Claudia and I are nearly at the end of “Weddingarama.” We fly out tomorrow morning to celebrate a milestone birthday for my mom and to attend the last of six weddings in eight weeks (these last three weddings in three weeks).
It is an honor it is to witness the most important day of our friends’ and family members’ lives. But I’ll be honest, there have been moments of urgency-induced panic.
Like this morning when I realized I needed to write a blog post today. Drafting a post can be quick, but fiddling with the format, graphics, links, tags, etc. is time-consuming. “I have to write a blog post” wrestled with “I want to work on my novel.”

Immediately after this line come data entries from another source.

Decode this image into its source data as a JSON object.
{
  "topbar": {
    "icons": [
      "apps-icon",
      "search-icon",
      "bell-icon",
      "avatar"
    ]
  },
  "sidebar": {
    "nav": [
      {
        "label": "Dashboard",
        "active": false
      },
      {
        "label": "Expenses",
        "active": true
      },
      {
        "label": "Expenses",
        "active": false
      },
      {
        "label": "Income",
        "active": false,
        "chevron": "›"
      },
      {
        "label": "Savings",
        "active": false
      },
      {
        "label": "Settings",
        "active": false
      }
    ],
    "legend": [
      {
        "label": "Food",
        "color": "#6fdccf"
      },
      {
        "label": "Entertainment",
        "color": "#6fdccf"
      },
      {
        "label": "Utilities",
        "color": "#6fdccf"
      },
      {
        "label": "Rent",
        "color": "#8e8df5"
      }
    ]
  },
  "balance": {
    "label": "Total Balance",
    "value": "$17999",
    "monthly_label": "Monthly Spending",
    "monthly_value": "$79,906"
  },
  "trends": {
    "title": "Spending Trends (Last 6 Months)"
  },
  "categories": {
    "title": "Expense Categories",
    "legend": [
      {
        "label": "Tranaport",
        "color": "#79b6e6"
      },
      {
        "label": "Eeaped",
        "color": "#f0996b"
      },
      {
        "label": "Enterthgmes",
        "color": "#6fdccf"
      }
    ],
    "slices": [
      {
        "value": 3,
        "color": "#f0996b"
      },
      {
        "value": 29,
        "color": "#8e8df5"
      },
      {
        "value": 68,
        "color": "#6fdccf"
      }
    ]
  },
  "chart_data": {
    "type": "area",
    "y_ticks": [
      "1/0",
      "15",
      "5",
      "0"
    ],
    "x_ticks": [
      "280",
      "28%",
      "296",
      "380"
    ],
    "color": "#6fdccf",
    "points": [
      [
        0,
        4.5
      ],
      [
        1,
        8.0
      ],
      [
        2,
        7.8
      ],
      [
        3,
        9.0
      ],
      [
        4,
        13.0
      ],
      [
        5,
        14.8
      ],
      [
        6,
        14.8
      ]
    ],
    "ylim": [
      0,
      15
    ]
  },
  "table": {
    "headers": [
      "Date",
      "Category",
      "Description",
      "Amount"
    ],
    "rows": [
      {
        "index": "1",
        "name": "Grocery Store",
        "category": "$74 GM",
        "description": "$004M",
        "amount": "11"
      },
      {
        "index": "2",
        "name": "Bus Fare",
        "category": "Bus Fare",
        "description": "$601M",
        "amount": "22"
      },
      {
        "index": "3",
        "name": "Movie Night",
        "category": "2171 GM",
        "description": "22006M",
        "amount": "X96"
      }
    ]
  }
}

What’s most important to me as a writer today is working on my novel. So instead of fighting with myself or reacting with panic, I found a creative alternative: I’m giving most of my Product Time (aka writing time) to my novel. I’m curtailing the time spent on this blog by re-running a post that dovetails with last week’s post. I hope you find this post as useful as I did when I re-read it this morning.
Panic Is the Death of Creativity

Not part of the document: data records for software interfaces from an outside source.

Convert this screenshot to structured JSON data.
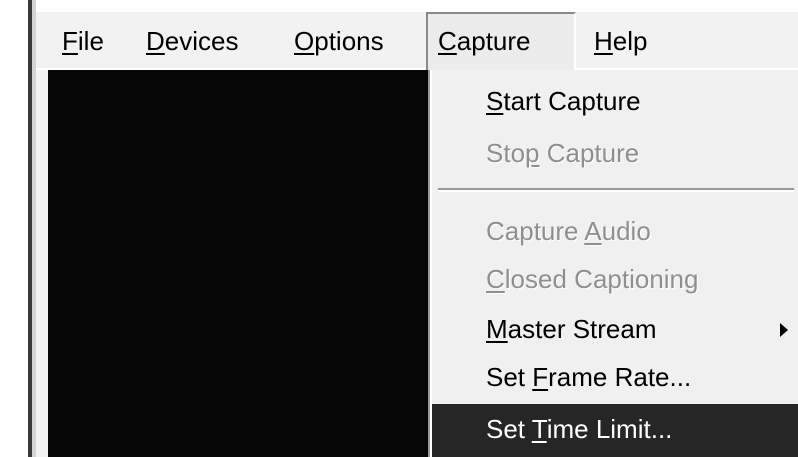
{
  "menubar": {
    "items": [
      {
        "label": "File",
        "mnemonic": "F",
        "rest": "ile"
      },
      {
        "label": "Devices",
        "mnemonic": "D",
        "rest": "evices"
      },
      {
        "label": "Options",
        "mnemonic": "O",
        "rest": "ptions"
      },
      {
        "label": "Capture",
        "mnemonic": "C",
        "rest": "apture"
      },
      {
        "label": "Help",
        "mnemonic": "H",
        "rest": "elp"
      }
    ]
  },
  "capture_menu": {
    "items": [
      {
        "pre": "",
        "mnemonic": "S",
        "post": "tart Capture",
        "enabled": true
      },
      {
        "pre": "Sto",
        "mnemonic": "p",
        "post": " Capture",
        "enabled": false
      },
      {
        "pre": "Capture ",
        "mnemonic": "A",
        "post": "udio",
        "enabled": false
      },
      {
        "pre": "",
        "mnemonic": "C",
        "post": "losed Captioning",
        "enabled": false
      },
      {
        "pre": "",
        "mnemonic": "M",
        "post": "aster Stream",
        "enabled": true,
        "submenu_icon": "submenu-arrow-icon"
      },
      {
        "pre": "Set ",
        "mnemonic": "F",
        "post": "rame Rate...",
        "enabled": true
      },
      {
        "pre": "Set ",
        "mnemonic": "T",
        "post": "ime Limit...",
        "enabled": true,
        "highlighted": true
      }
    ]
  },
  "colors": {
    "video_background": "#070707",
    "menu_background": "#f0f0f0",
    "highlight": "#262626",
    "disabled_text": "#8f8f8f"
  }
}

When you think “I’ve got to figure this out NOW or something awful is going to happen,” your chances of coming up with a unique solution are minimal. You’ll come up with something — it just won’t be something creative. (more about the brain science of why waiting to the last minute destroys creativity)
On the other hand, Seth Godin points out that a complete absence of urgency is just as deadly for innovation.
He writes that one of “…the two warning signs of the person in the grip of the resistance” is the thought “‘I can take my time…”’
Godin emphasizes, “You don’t need more time, you just need to decide.”
What kinds of things do you panic about? What writing tasks do you delay until you get an adrenaline rush to get you through? When and where do you need to slow down, relax and give yourself space and time to play with possibilities?
What kinds of things do you lack urgency about? What writing projects have you delayed because you have plenty of time to “get around to it someday”? When and where do “you just need to decide” and take action?
How can give yourself enough, but not too much, urgency?